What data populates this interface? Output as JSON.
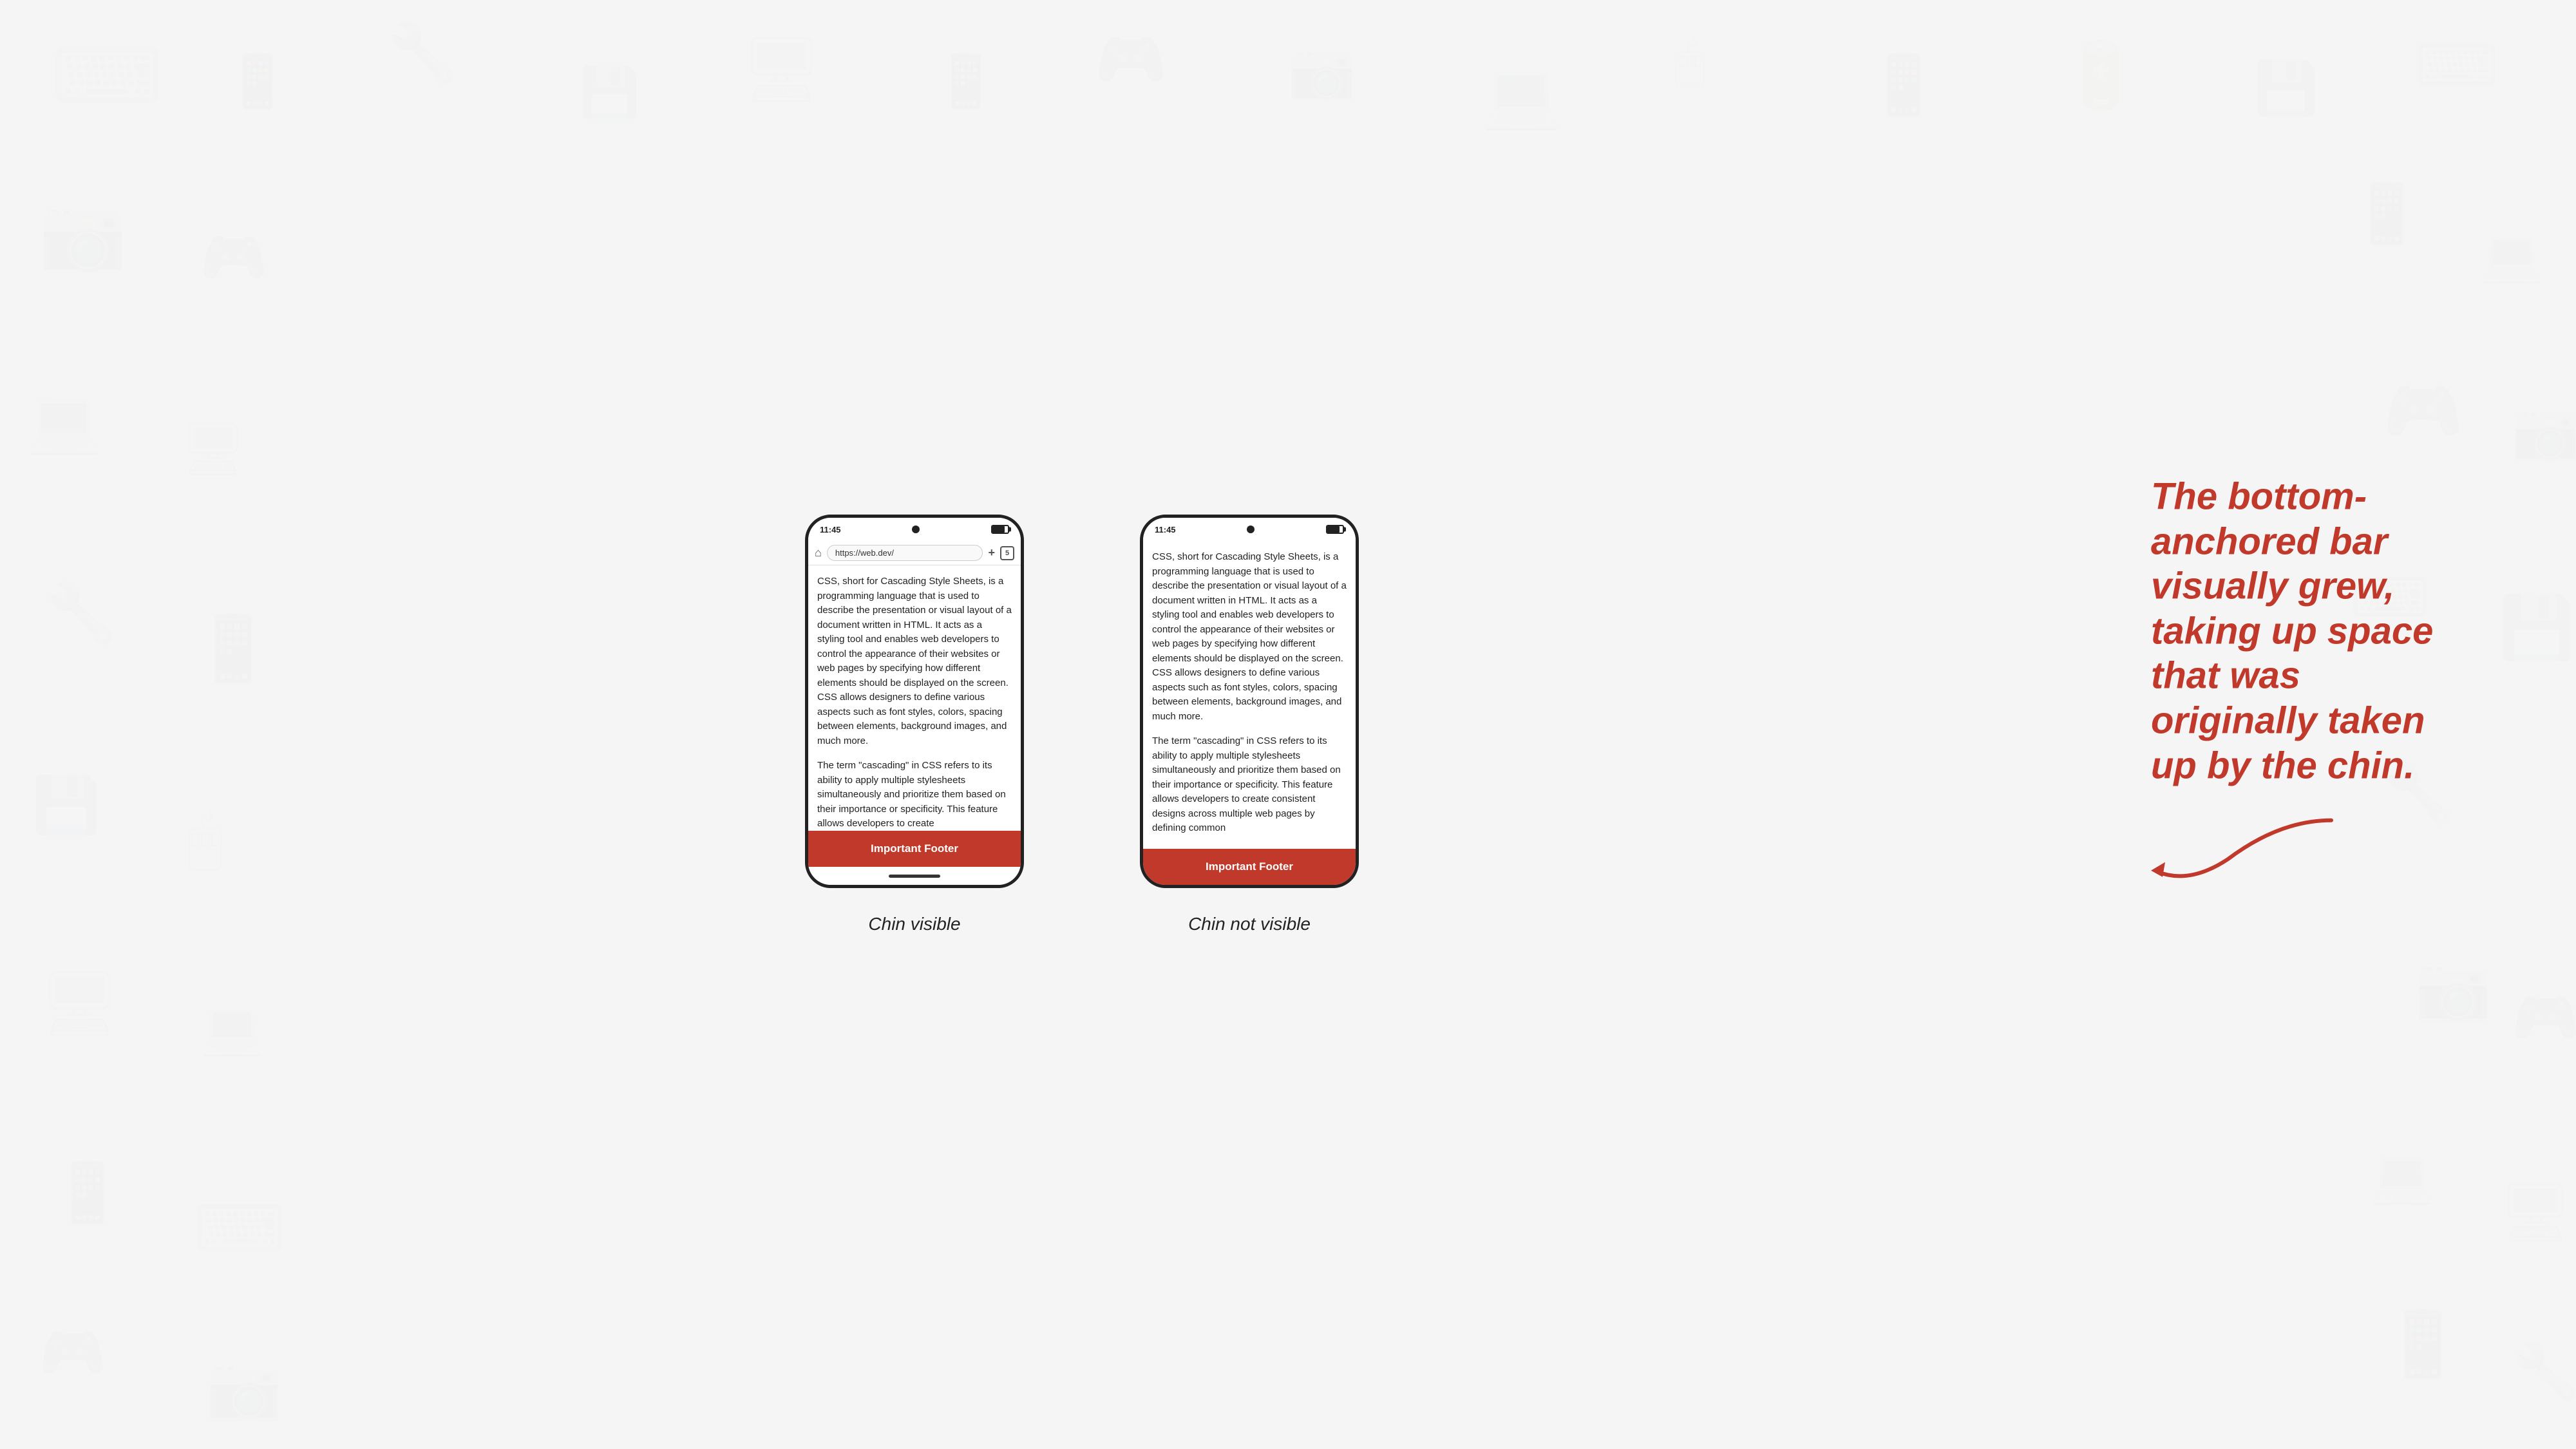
{
  "background": {
    "color": "#f5f5f5"
  },
  "phones": [
    {
      "id": "chin-visible",
      "status_bar": {
        "time": "11:45",
        "camera": true,
        "battery": true
      },
      "has_address_bar": true,
      "address_bar": {
        "url": "https://web.dev/",
        "tab_count": "5"
      },
      "content_paragraphs": [
        "CSS, short for Cascading Style Sheets, is a programming language that is used to describe the presentation or visual layout of a document written in HTML. It acts as a styling tool and enables web developers to control the appearance of their websites or web pages by specifying how different elements should be displayed on the screen. CSS allows designers to define various aspects such as font styles, colors, spacing between elements, background images, and much more.",
        "The term \"cascading\" in CSS refers to its ability to apply multiple stylesheets simultaneously and prioritize them based on their importance or specificity. This feature allows developers to create"
      ],
      "footer_label": "Important Footer",
      "has_chin": true,
      "caption": "Chin visible"
    },
    {
      "id": "chin-not-visible",
      "status_bar": {
        "time": "11:45",
        "camera": true,
        "battery": true
      },
      "has_address_bar": false,
      "content_paragraphs": [
        "CSS, short for Cascading Style Sheets, is a programming language that is used to describe the presentation or visual layout of a document written in HTML. It acts as a styling tool and enables web developers to control the appearance of their websites or web pages by specifying how different elements should be displayed on the screen. CSS allows designers to define various aspects such as font styles, colors, spacing between elements, background images, and much more.",
        "The term \"cascading\" in CSS refers to its ability to apply multiple stylesheets simultaneously and prioritize them based on their importance or specificity. This feature allows developers to create consistent designs across multiple web pages by defining common"
      ],
      "footer_label": "Important Footer",
      "has_chin": false,
      "caption": "Chin not visible"
    }
  ],
  "annotation": {
    "lines": [
      "The bottom-",
      "anchored bar",
      "visually grew,",
      "taking up space",
      "that was",
      "originally taken",
      "up by the chin."
    ],
    "color": "#c0392b"
  },
  "toolbar": {}
}
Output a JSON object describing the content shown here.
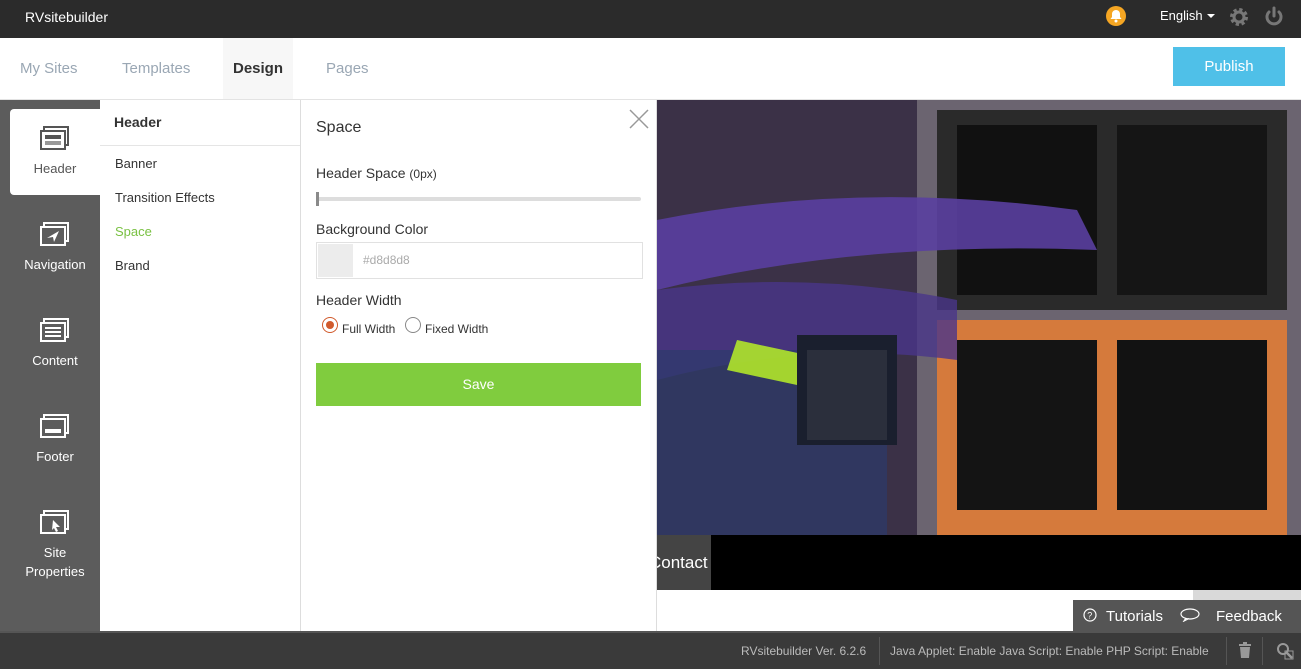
{
  "app": {
    "title": "RVsitebuilder"
  },
  "topbar": {
    "language": "English"
  },
  "tabs": [
    {
      "label": "My Sites"
    },
    {
      "label": "Templates"
    },
    {
      "label": "Design"
    },
    {
      "label": "Pages"
    }
  ],
  "publish_label": "Publish",
  "rail": [
    {
      "label": "Header",
      "icon": "header-icon"
    },
    {
      "label": "Navigation",
      "icon": "navigation-icon"
    },
    {
      "label": "Content",
      "icon": "content-icon"
    },
    {
      "label": "Footer",
      "icon": "footer-icon"
    },
    {
      "label": "Site",
      "label2": "Properties",
      "icon": "site-properties-icon"
    }
  ],
  "submenu": {
    "title": "Header",
    "items": [
      {
        "label": "Banner"
      },
      {
        "label": "Transition Effects"
      },
      {
        "label": "Space"
      },
      {
        "label": "Brand"
      }
    ]
  },
  "panel": {
    "title": "Space",
    "header_space_label": "Header Space",
    "header_space_value": "(0px)",
    "slider_value": 0,
    "bg_color_label": "Background Color",
    "bg_color_value": "#d8d8d8",
    "header_width_label": "Header Width",
    "options": [
      {
        "label": "Full Width",
        "selected": true
      },
      {
        "label": "Fixed Width",
        "selected": false
      }
    ],
    "save_label": "Save"
  },
  "preview": {
    "nav_item": "Contact Us",
    "tutorials": "Tutorials",
    "feedback": "Feedback"
  },
  "status": {
    "version": "RVsitebuilder Ver. 6.2.6",
    "env": "Java Applet: Enable Java Script: Enable PHP Script: Enable"
  },
  "colors": {
    "topbar": "#2b2b2b",
    "publish": "#4fc0e8",
    "save": "#80cc3e",
    "active_submenu": "#7ac143",
    "rail": "#5c5c5c"
  }
}
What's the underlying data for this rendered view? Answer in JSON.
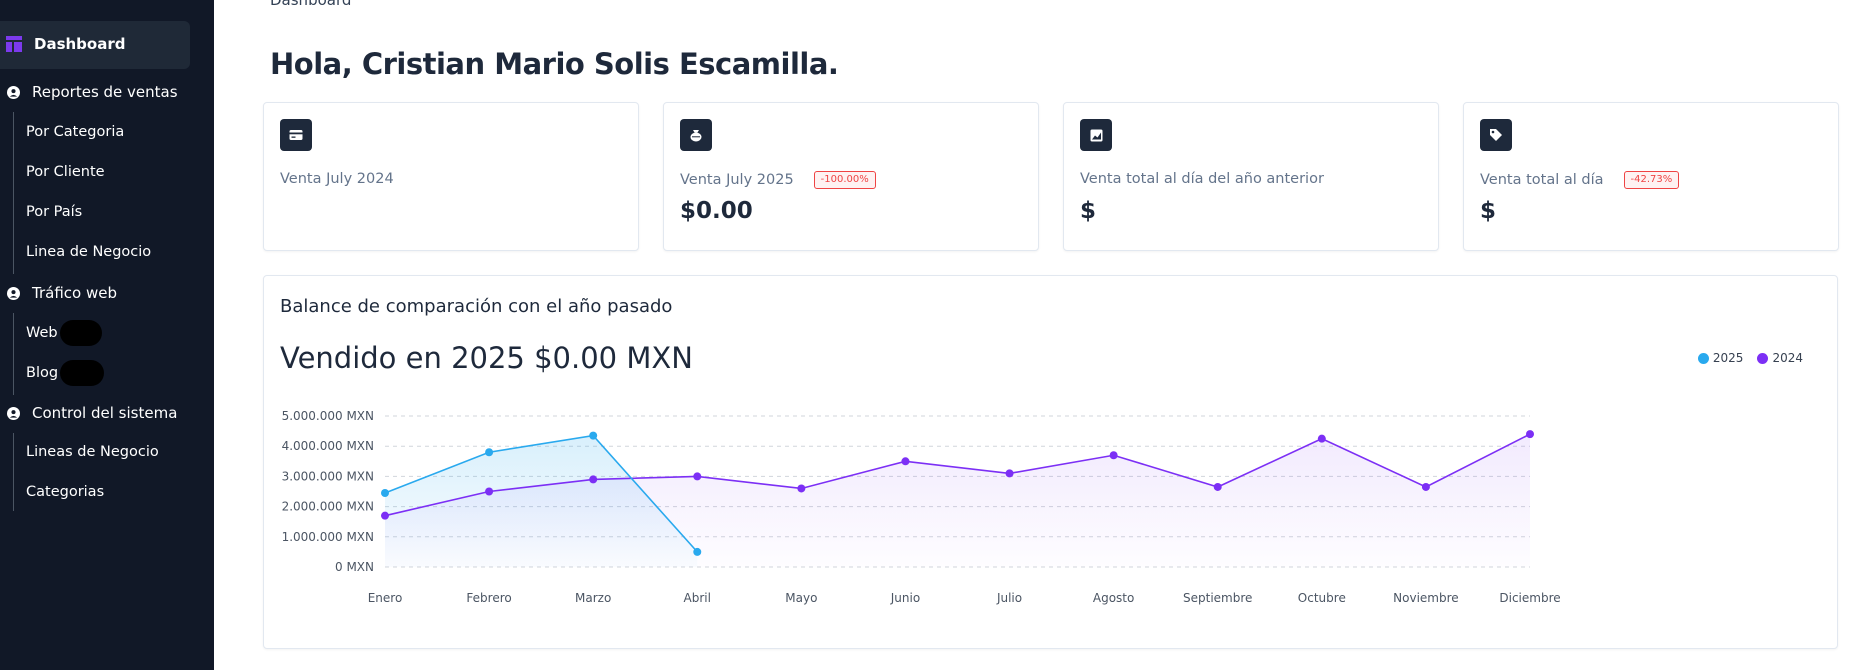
{
  "sidebar": {
    "dashboard": "Dashboard",
    "sections": [
      {
        "label": "Reportes de ventas",
        "items": [
          "Por Categoria",
          "Por Cliente",
          "Por País",
          "Linea de Negocio"
        ]
      },
      {
        "label": "Tráfico web",
        "items": [
          "Web",
          "Blog"
        ]
      },
      {
        "label": "Control del sistema",
        "items": [
          "Lineas de Negocio",
          "Categorias"
        ]
      }
    ]
  },
  "breadcrumb": "Dashboard",
  "greeting": "Hola, Cristian Mario Solis Escamilla.",
  "cards": [
    {
      "label": "Venta July 2024",
      "value": "",
      "icon": "credit-card-icon"
    },
    {
      "label": "Venta July 2025",
      "badge": "-100.00%",
      "value": "$0.00",
      "icon": "money-bag-icon"
    },
    {
      "label": "Venta total al día del año anterior",
      "value": "$",
      "icon": "chart-area-icon"
    },
    {
      "label": "Venta total al día",
      "badge": "-42.73%",
      "value": "$",
      "icon": "tag-icon"
    }
  ],
  "chart": {
    "title": "Balance de comparación con el año pasado",
    "headline": "Vendido en 2025 $0.00 MXN"
  },
  "colors": {
    "sidebar_bg": "#111827",
    "series_2025": "#29a9ee",
    "series_2024": "#7c2ff5",
    "badge_red": "#ef4444"
  },
  "chart_data": {
    "type": "area",
    "categories": [
      "Enero",
      "Febrero",
      "Marzo",
      "Abril",
      "Mayo",
      "Junio",
      "Julio",
      "Agosto",
      "Septiembre",
      "Octubre",
      "Noviembre",
      "Diciembre"
    ],
    "series": [
      {
        "name": "2025",
        "color": "#29a9ee",
        "values": [
          2450000,
          3800000,
          4350000,
          500000
        ]
      },
      {
        "name": "2024",
        "color": "#7c2ff5",
        "values": [
          1700000,
          2500000,
          2900000,
          3000000,
          2600000,
          3500000,
          3100000,
          3700000,
          2650000,
          4250000,
          2650000,
          4400000
        ]
      }
    ],
    "y_ticks": [
      "0 MXN",
      "1.000.000 MXN",
      "2.000.000 MXN",
      "3.000.000 MXN",
      "4.000.000 MXN",
      "5.000.000 MXN"
    ],
    "ylim": [
      0,
      5000000
    ],
    "grid": true,
    "legend": "top-right"
  }
}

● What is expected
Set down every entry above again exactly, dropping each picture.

● Expected output
What data populates this interface? Output as JSON.
{
  "background": {
    "color": "#f5f5f5"
  },
  "phones": [
    {
      "id": "chin-visible",
      "status_bar": {
        "time": "11:45",
        "camera": true,
        "battery": true
      },
      "has_address_bar": true,
      "address_bar": {
        "url": "https://web.dev/",
        "tab_count": "5"
      },
      "content_paragraphs": [
        "CSS, short for Cascading Style Sheets, is a programming language that is used to describe the presentation or visual layout of a document written in HTML. It acts as a styling tool and enables web developers to control the appearance of their websites or web pages by specifying how different elements should be displayed on the screen. CSS allows designers to define various aspects such as font styles, colors, spacing between elements, background images, and much more.",
        "The term \"cascading\" in CSS refers to its ability to apply multiple stylesheets simultaneously and prioritize them based on their importance or specificity. This feature allows developers to create"
      ],
      "footer_label": "Important Footer",
      "has_chin": true,
      "caption": "Chin visible"
    },
    {
      "id": "chin-not-visible",
      "status_bar": {
        "time": "11:45",
        "camera": true,
        "battery": true
      },
      "has_address_bar": false,
      "content_paragraphs": [
        "CSS, short for Cascading Style Sheets, is a programming language that is used to describe the presentation or visual layout of a document written in HTML. It acts as a styling tool and enables web developers to control the appearance of their websites or web pages by specifying how different elements should be displayed on the screen. CSS allows designers to define various aspects such as font styles, colors, spacing between elements, background images, and much more.",
        "The term \"cascading\" in CSS refers to its ability to apply multiple stylesheets simultaneously and prioritize them based on their importance or specificity. This feature allows developers to create consistent designs across multiple web pages by defining common"
      ],
      "footer_label": "Important Footer",
      "has_chin": false,
      "caption": "Chin not visible"
    }
  ],
  "annotation": {
    "lines": [
      "The bottom-",
      "anchored bar",
      "visually grew,",
      "taking up space",
      "that was",
      "originally taken",
      "up by the chin."
    ],
    "color": "#c0392b"
  },
  "toolbar": {}
}
Output a JSON object describing the content shown here.
{
  "app": {
    "title": "RVsitebuilder"
  },
  "topbar": {
    "language": "English"
  },
  "tabs": [
    {
      "label": "My Sites"
    },
    {
      "label": "Templates"
    },
    {
      "label": "Design"
    },
    {
      "label": "Pages"
    }
  ],
  "publish_label": "Publish",
  "rail": [
    {
      "label": "Header",
      "icon": "header-icon"
    },
    {
      "label": "Navigation",
      "icon": "navigation-icon"
    },
    {
      "label": "Content",
      "icon": "content-icon"
    },
    {
      "label": "Footer",
      "icon": "footer-icon"
    },
    {
      "label": "Site",
      "label2": "Properties",
      "icon": "site-properties-icon"
    }
  ],
  "submenu": {
    "title": "Header",
    "items": [
      {
        "label": "Banner"
      },
      {
        "label": "Transition Effects"
      },
      {
        "label": "Space"
      },
      {
        "label": "Brand"
      }
    ]
  },
  "panel": {
    "title": "Space",
    "header_space_label": "Header Space",
    "header_space_value": "(0px)",
    "slider_value": 0,
    "bg_color_label": "Background Color",
    "bg_color_value": "#d8d8d8",
    "header_width_label": "Header Width",
    "options": [
      {
        "label": "Full Width",
        "selected": true
      },
      {
        "label": "Fixed Width",
        "selected": false
      }
    ],
    "save_label": "Save"
  },
  "preview": {
    "nav_item": "Contact Us",
    "tutorials": "Tutorials",
    "feedback": "Feedback"
  },
  "status": {
    "version": "RVsitebuilder Ver. 6.2.6",
    "env": "Java Applet: Enable Java Script: Enable PHP Script: Enable"
  },
  "colors": {
    "topbar": "#2b2b2b",
    "publish": "#4fc0e8",
    "save": "#80cc3e",
    "active_submenu": "#7ac143",
    "rail": "#5c5c5c"
  }
}
What's the underlying data for this rendered view? Answer in JSON.
{
  "sidebar": {
    "dashboard": "Dashboard",
    "sections": [
      {
        "label": "Reportes de ventas",
        "items": [
          "Por Categoria",
          "Por Cliente",
          "Por País",
          "Linea de Negocio"
        ]
      },
      {
        "label": "Tráfico web",
        "items": [
          "Web",
          "Blog"
        ]
      },
      {
        "label": "Control del sistema",
        "items": [
          "Lineas de Negocio",
          "Categorias"
        ]
      }
    ]
  },
  "breadcrumb": "Dashboard",
  "greeting": "Hola, Cristian Mario Solis Escamilla.",
  "cards": [
    {
      "label": "Venta July 2024",
      "value": "",
      "icon": "credit-card-icon"
    },
    {
      "label": "Venta July 2025",
      "badge": "-100.00%",
      "value": "$0.00",
      "icon": "money-bag-icon"
    },
    {
      "label": "Venta total al día del año anterior",
      "value": "$",
      "icon": "chart-area-icon"
    },
    {
      "label": "Venta total al día",
      "badge": "-42.73%",
      "value": "$",
      "icon": "tag-icon"
    }
  ],
  "chart": {
    "title": "Balance de comparación con el año pasado",
    "headline": "Vendido en 2025 $0.00 MXN"
  },
  "colors": {
    "sidebar_bg": "#111827",
    "series_2025": "#29a9ee",
    "series_2024": "#7c2ff5",
    "badge_red": "#ef4444"
  },
  "chart_data": {
    "type": "area",
    "categories": [
      "Enero",
      "Febrero",
      "Marzo",
      "Abril",
      "Mayo",
      "Junio",
      "Julio",
      "Agosto",
      "Septiembre",
      "Octubre",
      "Noviembre",
      "Diciembre"
    ],
    "series": [
      {
        "name": "2025",
        "color": "#29a9ee",
        "values": [
          2450000,
          3800000,
          4350000,
          500000
        ]
      },
      {
        "name": "2024",
        "color": "#7c2ff5",
        "values": [
          1700000,
          2500000,
          2900000,
          3000000,
          2600000,
          3500000,
          3100000,
          3700000,
          2650000,
          4250000,
          2650000,
          4400000
        ]
      }
    ],
    "y_ticks": [
      "0 MXN",
      "1.000.000 MXN",
      "2.000.000 MXN",
      "3.000.000 MXN",
      "4.000.000 MXN",
      "5.000.000 MXN"
    ],
    "ylim": [
      0,
      5000000
    ],
    "grid": true,
    "legend": "top-right"
  }
}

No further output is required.